CRAIG BOX: You're both the head of product and community, Owen. How do you see the building of a community around that mapping product when it is such an inherent part of the commercial offering?
OWEN GARRETT: The commercial offering depends upon it. But it stands entirely in its own right as an open-source project. And in fact, one of the things that we're considering doing is splitting the two apart. What I'd really like to do is to turn the open-source product into a true platform. It finds information, builds the map, makes that available through a series of APIs and logs, and then we can build an ecosystem on top of that platform.
And it would be an open ecosystem. It would allow us to refactor our observability, runtime tools — to be a client to that platform. But equally, it would allow end users to build integrations with their own SIEM tools and logging tools, or other vendors or open-source providers to build tools that run on top of our platform.
What I'd really like to see is for ThreatMapper to get to that point, where it's an open platform that meets those product goals and is something that the community can gather around and feel that they own.
CRAIG BOX: And Sandeep, are you looking then for technical contribution to the product? Are you hoping to get code contributions from your users, for example?
SANDEEP LAHANE: Absolutely. And in fact, we were pleasantly surprised. It just been I think 96 days as of today, Owen, that we launched ThreatMapper? It is running on Raspberry Pi. People have come in with large patches essentially to fix things. And what was success for a project like this — because you rarely see these kinds of efforts in cybersecurity, you see, on the left side, DevTools for sure — but one of the signals that we were looking for is, of course, the stars and adoption. But we were pleasantly surprised that people are putting this on Raspberry Pi, using it all across. So, absolutely. Looking for technical contributions, feedback ideas, and all of that, really.

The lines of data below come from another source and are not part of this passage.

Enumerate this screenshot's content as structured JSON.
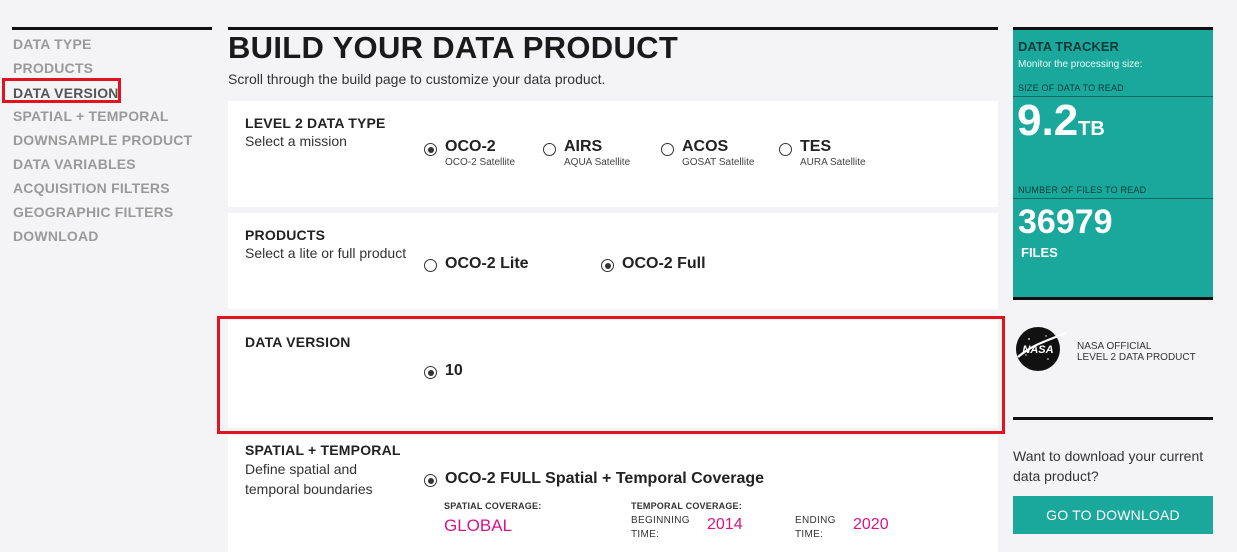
{
  "nav": {
    "items": [
      {
        "label": "DATA TYPE"
      },
      {
        "label": "PRODUCTS"
      },
      {
        "label": "DATA VERSION"
      },
      {
        "label": "SPATIAL + TEMPORAL"
      },
      {
        "label": "DOWNSAMPLE PRODUCT"
      },
      {
        "label": "DATA VARIABLES"
      },
      {
        "label": "ACQUISITION FILTERS"
      },
      {
        "label": "GEOGRAPHIC FILTERS"
      },
      {
        "label": "DOWNLOAD"
      }
    ],
    "active_index": 2
  },
  "header": {
    "title": "BUILD YOUR DATA PRODUCT",
    "subtitle": "Scroll through the build page to customize your data product."
  },
  "level2": {
    "title": "LEVEL 2 DATA TYPE",
    "desc": "Select a mission",
    "options": [
      {
        "label": "OCO-2",
        "sub": "OCO-2 Satellite",
        "checked": true
      },
      {
        "label": "AIRS",
        "sub": "AQUA Satellite",
        "checked": false
      },
      {
        "label": "ACOS",
        "sub": "GOSAT Satellite",
        "checked": false
      },
      {
        "label": "TES",
        "sub": "AURA Satellite",
        "checked": false
      }
    ]
  },
  "products": {
    "title": "PRODUCTS",
    "desc": "Select a lite or full product",
    "options": [
      {
        "label": "OCO-2 Lite",
        "checked": false
      },
      {
        "label": "OCO-2 Full",
        "checked": true
      }
    ]
  },
  "data_version": {
    "title": "DATA VERSION",
    "options": [
      {
        "label": "10",
        "checked": true
      }
    ]
  },
  "spatial": {
    "title": "SPATIAL + TEMPORAL",
    "desc_line1": "Define spatial and",
    "desc_line2": "temporal boundaries",
    "option_label": "OCO-2 FULL Spatial + Temporal Coverage",
    "spatial_cap": "SPATIAL COVERAGE:",
    "spatial_value": "GLOBAL",
    "temporal_cap": "TEMPORAL COVERAGE:",
    "begin_label_1": "BEGINNING",
    "begin_label_2": "TIME:",
    "begin_value": "2014",
    "end_label_1": "ENDING",
    "end_label_2": "TIME:",
    "end_value": "2020"
  },
  "tracker": {
    "title": "DATA TRACKER",
    "subtitle": "Monitor the processing size:",
    "size_caption": "SIZE OF DATA TO READ",
    "size_value": "9.2",
    "size_unit": "TB",
    "files_caption": "NUMBER OF FILES TO READ",
    "files_value": "36979",
    "files_unit": "FILES"
  },
  "nasa": {
    "logo_text": "NASA",
    "line1": "NASA OFFICIAL",
    "line2": "LEVEL 2 DATA PRODUCT"
  },
  "download": {
    "prompt": "Want to download your current data product?",
    "button": "GO TO DOWNLOAD"
  },
  "colors": {
    "accent": "#1aa89c",
    "highlight": "#e0141e",
    "magenta": "#d6148a"
  }
}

CRAIG BOX: What is it that you would like to see people do to get involved in the ThreatMapper community?
OWEN GARRETT: I'd say to the community, please, first of all, try it out. If it works for you, if it solves a problem, if it reveals something that you didn’t already know, then tell people about it. We'd love to work with you if you want to write, you want to speak, you just want to tweet about it. We've got plenty of resources to help people who would like to help us make this open-source project a success.
CRAIG BOX: Alright, thank you very much both for joining us today.
SANDEEP LAHANE: Thank you, Craig.
OWEN GARRETT: Thank you. It's been great chatting with you.
CRAIG BOX: You can find Sandeep on Twitter @Deepfence. You can find Owen on Twitter @OwenGarrett. And you can find links to Deepfence, ThreatMapper, and ThreatStryker in the show notes.
CRAIG BOX: That's about all the time we have this week. If you've enjoyed the show — and who hasn't — please help us spread the word and tell a friend. If you have any feedback, please send it to us on Twitter @KubernetesPod or reach us by email firstname.lastname@example.org. You will also find our website at kubernetespodcast.com, and on it, you will find transcripts and show notes. Thanks for listening, and we'll see you next week.